|Whale and Dolphin Conservation Society||2011||£3,718,564||4,357,552||0.853|
|Born Free Foundation||2012||£2,284,648||3,174,484||0.720|
|World Land Trust||2011||£1,551,225||3,133,626||0.495|
|Durrell Wildlife Conservation Trust||2011||£978,000||1,056,000||0.926|
|Pond Conservation (now Freshwater Habitats Trust)||2012||£10,647||642,154||0.017|
|A Rocha International||2011||£376,973||464,064||0.812|
In case you are interested, the total amount of transfer fees spent during the summer transfer window this year (using only those fees where the amount was disclosed) was over half a billion (£576m), of which around £160m would have been made up of agents fees according to this Guardian article. That’s an average of £12m per player (48 transfers). The total, £576m, is about £1.4m in excess of the total combined incomes of the 17 conservation organisations I looked at. Actually, ZSL are approximately worth Mesut Özil, the Wildlife Trusts were worth a Marouane Fellaini, The Woodland Trust a Roberta Soldado, Butterfly Conservation a Christian Atsu and Landlife, a Johnny Russell. And by the way, this is only those transfers involving a Premier League club; a single national league.
Voluntary income vs. gate receipts
Next I wondered just how much income people regularly volunteer to football matches. Before I go any further, let me stress that I know there can be no direct comparison here. By going to a football match you are paying for an instantaneous service and you are going to be entertained (hopefully) for a few hours. By contributing to a conservation organisation you could argue you are paying for an ecosystem service, however, I know that this is not an easily appreciated concept, also, it’s just never going to match the exhiliration of ball hitting net. Afterall, you can’t really ‘see’ an ecosystem service, you just might feel a little better about yourself. Nonetheless, it’s again quite interesting. Using this Guardian article as reference, for the 2012-2013 football season, Manchester United accrued £99 million in gate receipts, shortly followed by Arsenal (£95m) and a little further away, by Chelsea (£78m). So the top three clubs received more in gate recipts for one year (£272m) than the total voluntary contribution made to the 17 conservation organisations. In fact, if you had the total gate receipts received across the Premier League (excluding QPR and Swansea), you would still have £57m leftover if you took away the £438m volunteered to the 17 organisations.
My main point, of course, is one of shock; I was shocked. I expected this kind of answer, but I never expected there to be quite so much of a gap and I find it scary.

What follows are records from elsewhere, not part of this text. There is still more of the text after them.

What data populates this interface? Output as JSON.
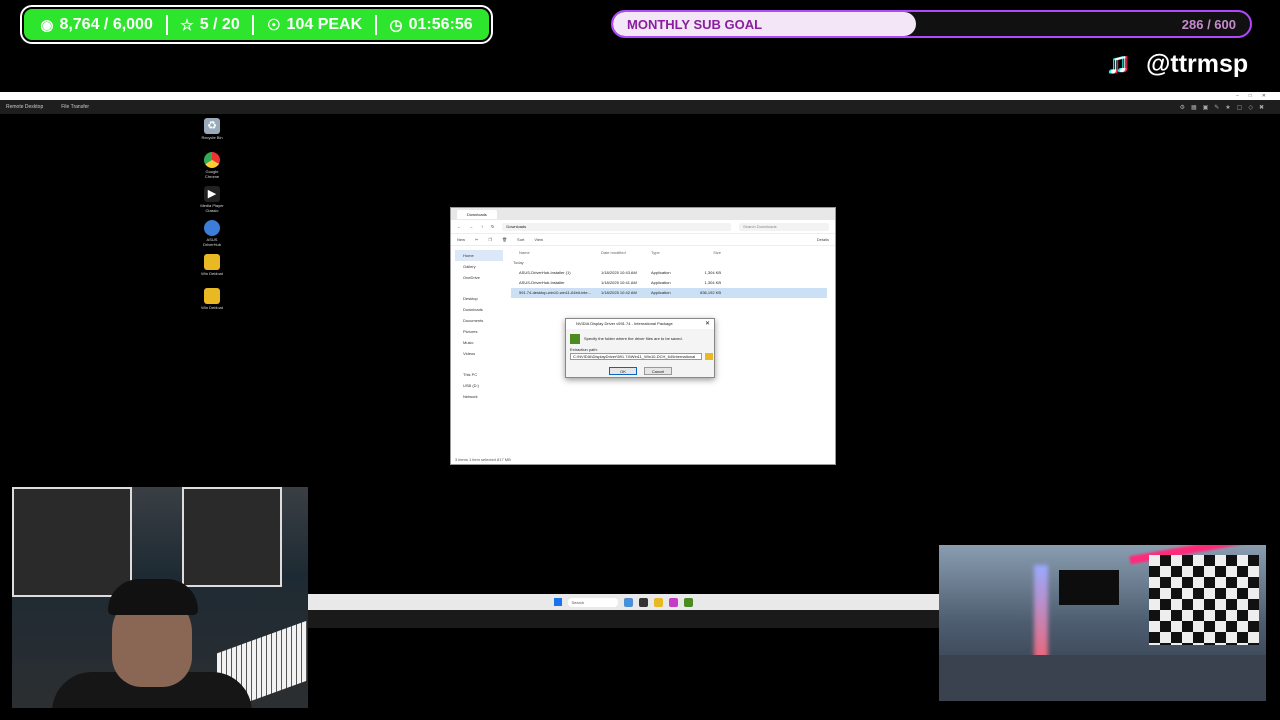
{
  "overlay": {
    "stats": {
      "followers": "8,764 / 6,000",
      "stars": "5 / 20",
      "peak": "104 PEAK",
      "timer": "01:56:56"
    },
    "sub_goal": {
      "label": "MONTHLY SUB GOAL",
      "count": "286 / 600",
      "progress": 0.476
    },
    "tiktok_handle": "@ttrmsp",
    "colors": {
      "stat_bg": "#2ee52e",
      "goal_border": "#b347ff",
      "goal_label": "#8a1e9e"
    }
  },
  "remote_desktop": {
    "menu": {
      "remote_desktop": "Remote Desktop",
      "file_transfer": "File Transfer"
    }
  },
  "desktop_icons": [
    {
      "label": "Recycle Bin",
      "icon": "recycle-bin-icon"
    },
    {
      "label": "Google Chrome",
      "icon": "chrome-icon"
    },
    {
      "label": "Media Player Classic",
      "icon": "media-player-icon"
    },
    {
      "label": "ASUS DriverHub",
      "icon": "asus-icon"
    },
    {
      "label": "Win Debloat",
      "icon": "folder-icon"
    },
    {
      "label": "Win Debloat",
      "icon": "folder-icon"
    }
  ],
  "explorer": {
    "tab_title": "Downloads",
    "address": "Downloads",
    "search_placeholder": "Search Downloads",
    "commands": {
      "new": "New",
      "sort": "Sort",
      "view": "View",
      "details": "Details"
    },
    "nav": {
      "home": "Home",
      "gallery": "Gallery",
      "onedrive": "OneDrive",
      "desktop": "Desktop",
      "downloads": "Downloads",
      "documents": "Documents",
      "pictures": "Pictures",
      "music": "Music",
      "videos": "Videos",
      "this_pc": "This PC",
      "usb": "USB (D:)",
      "network": "Network"
    },
    "columns": {
      "name": "Name",
      "date": "Date modified",
      "type": "Type",
      "size": "Size"
    },
    "group": "Today",
    "files": [
      {
        "name": "ASUS-DriverHub-Installer (1)",
        "date": "1/18/2025 10:43 AM",
        "type": "Application",
        "size": "1,304 KB"
      },
      {
        "name": "ASUS-DriverHub-Installer",
        "date": "1/18/2025 10:41 AM",
        "type": "Application",
        "size": "1,304 KB"
      },
      {
        "name": "591.74-desktop-win10-win11-64bit-inte...",
        "date": "1/18/2025 10:42 AM",
        "type": "Application",
        "size": "836,192 KB"
      }
    ],
    "status": "3 items   1 item selected  817 MB"
  },
  "dialog": {
    "title": "NVIDIA Display Driver v591.74 - International Package",
    "message": "Specify the folder where the driver files are to be saved.",
    "path_label": "Extraction path:",
    "path_value": "C:\\NVIDIA\\DisplayDriver\\591.74\\Win11_Win10-DCH_64\\International",
    "ok": "OK",
    "cancel": "Cancel"
  },
  "taskbar": {
    "search": "Search"
  }
}
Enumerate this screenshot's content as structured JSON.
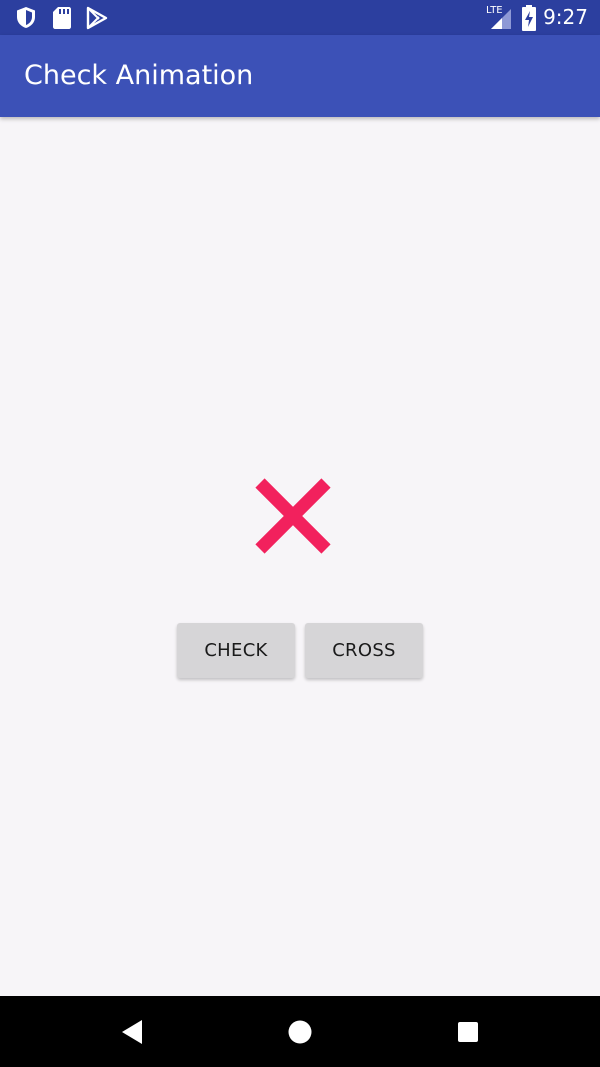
{
  "status_bar": {
    "time": "9:27",
    "network_label": "LTE",
    "icons": [
      "shield-icon",
      "sd-card-icon",
      "play-store-icon",
      "signal-icon",
      "battery-charging-icon"
    ]
  },
  "app_bar": {
    "title": "Check Animation"
  },
  "main": {
    "glyph": "cross-icon",
    "glyph_color": "#f2215d",
    "buttons": [
      {
        "label": "CHECK"
      },
      {
        "label": "CROSS"
      }
    ]
  },
  "nav_bar": {
    "icons": [
      "back-icon",
      "home-icon",
      "recents-icon"
    ]
  },
  "colors": {
    "status_bar": "#2c3f9f",
    "app_bar": "#3c51b7",
    "background": "#f7f5f8",
    "button": "#d6d5d7"
  }
}
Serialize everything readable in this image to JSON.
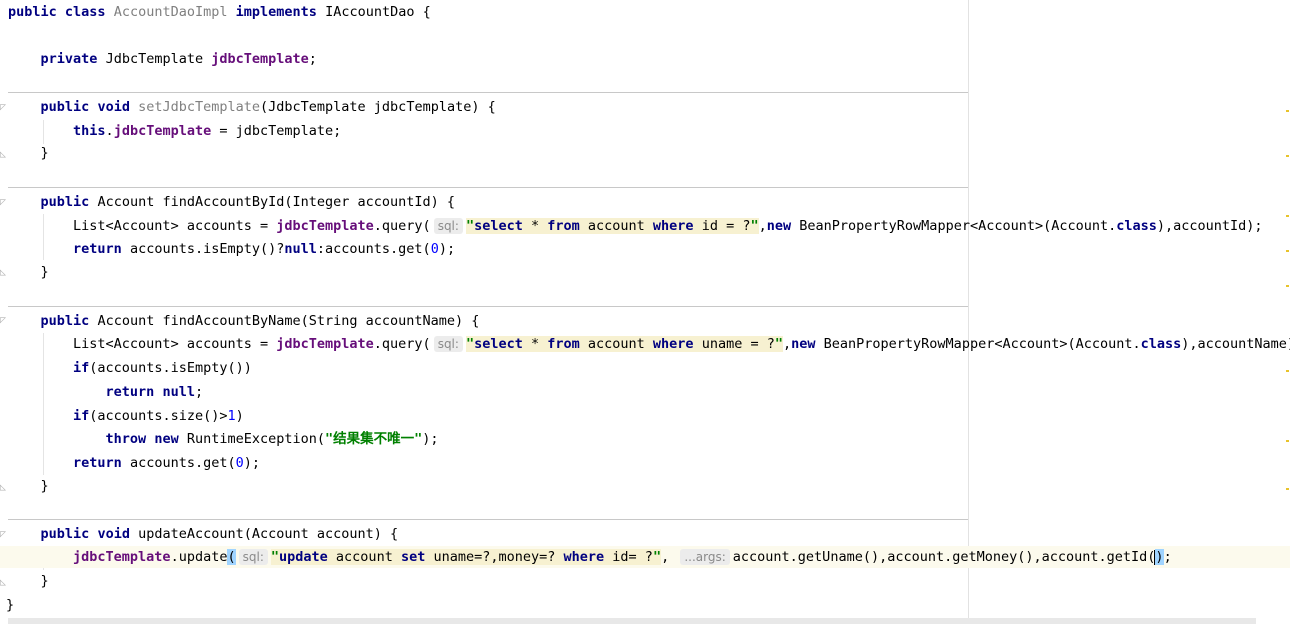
{
  "code": {
    "l1": {
      "kw1": "public",
      "kw2": "class",
      "cls": "AccountDaoImpl",
      "kw3": "implements",
      "iface": "IAccountDao",
      "brace": " {"
    },
    "l3": {
      "kw": "private",
      "type": "JdbcTemplate",
      "field": "jdbcTemplate",
      "semi": ";"
    },
    "l5": {
      "kw1": "public",
      "kw2": "void",
      "method": "setJdbcTemplate",
      "params": "(JdbcTemplate jdbcTemplate) {"
    },
    "l6": {
      "kw": "this",
      "dot": ".",
      "field": "jdbcTemplate",
      "rest": " = jdbcTemplate;"
    },
    "l7": {
      "brace": "}"
    },
    "l9": {
      "kw": "public",
      "sig": "Account findAccountById(Integer accountId) {"
    },
    "l10": {
      "pre": "List<Account> accounts = ",
      "field": "jdbcTemplate",
      "call": ".query(",
      "hint": "sql:",
      "q": "\"",
      "sk1": "select",
      "s1": " * ",
      "sk2": "from",
      "s2": " account ",
      "sk3": "where",
      "s3": " id = ?",
      "q2": "\"",
      "comma": ",",
      "kwnew": "new",
      "post": " BeanPropertyRowMapper<Account>(Account.",
      "kwclass": "class",
      "end": "),accountId);"
    },
    "l11": {
      "kw": "return",
      "a": " accounts.isEmpty()?",
      "kwnull": "null",
      "b": ":accounts.get(",
      "n": "0",
      "c": ");"
    },
    "l12": {
      "brace": "}"
    },
    "l14": {
      "kw": "public",
      "sig": "Account findAccountByName(String accountName) {"
    },
    "l15": {
      "pre": "List<Account> accounts = ",
      "field": "jdbcTemplate",
      "call": ".query(",
      "hint": "sql:",
      "q": "\"",
      "sk1": "select",
      "s1": " * ",
      "sk2": "from",
      "s2": " account ",
      "sk3": "where",
      "s3": " uname = ?",
      "q2": "\"",
      "comma": ",",
      "kwnew": "new",
      "post": " BeanPropertyRowMapper<Account>(Account.",
      "kwclass": "class",
      "end": "),accountName);"
    },
    "l16": {
      "kw": "if",
      "rest": "(accounts.isEmpty())"
    },
    "l17": {
      "kw1": "return",
      "kw2": "null",
      "semi": ";"
    },
    "l18": {
      "kw": "if",
      "a": "(accounts.size()>",
      "n": "1",
      "b": ")"
    },
    "l19": {
      "kw1": "throw",
      "kw2": "new",
      "cls": " RuntimeException(",
      "str": "\"结果集不唯一\"",
      "end": ");"
    },
    "l20": {
      "kw": "return",
      "a": " accounts.get(",
      "n": "0",
      "b": ");"
    },
    "l21": {
      "brace": "}"
    },
    "l23": {
      "kw1": "public",
      "kw2": "void",
      "sig": "updateAccount(Account account) {"
    },
    "l24": {
      "field": "jdbcTemplate",
      "call": ".update",
      "paren": "(",
      "hint": "sql:",
      "q": "\"",
      "sk1": "update",
      "s1": " account ",
      "sk2": "set",
      "s2": " uname=?,money=? ",
      "sk3": "where",
      "s3": " id= ?",
      "q2": "\"",
      "comma": ", ",
      "hint2": "...args:",
      "args": "account.getUname(),account.getMoney(),account.getId(",
      "rparen": ")",
      "end": ";"
    },
    "l25": {
      "brace": "}"
    },
    "l26": {
      "brace": "}"
    }
  },
  "colors": {
    "keyword": "#000080",
    "field": "#660e7a",
    "string": "#008000",
    "number": "#0000ff",
    "current_line": "#fcfaed",
    "sql_bg": "#f7f1d1"
  }
}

I don’t propose conservation deserves to get anything from football, but, my over riding thought is – if only we could!
This all said, after a quick search, I did find a few good football and conservation collaborations; so maybe I shouldn’t despair quite so much:
Perhaps not surprisingly though, this appears to be conservation organisations entering the world of football rather than the other way around. Yet, perhaps when we start to consider the environmental impact of football (view this BBC video, Costing the Earth), perhaps there is more reason for football to contribute to conservation after all…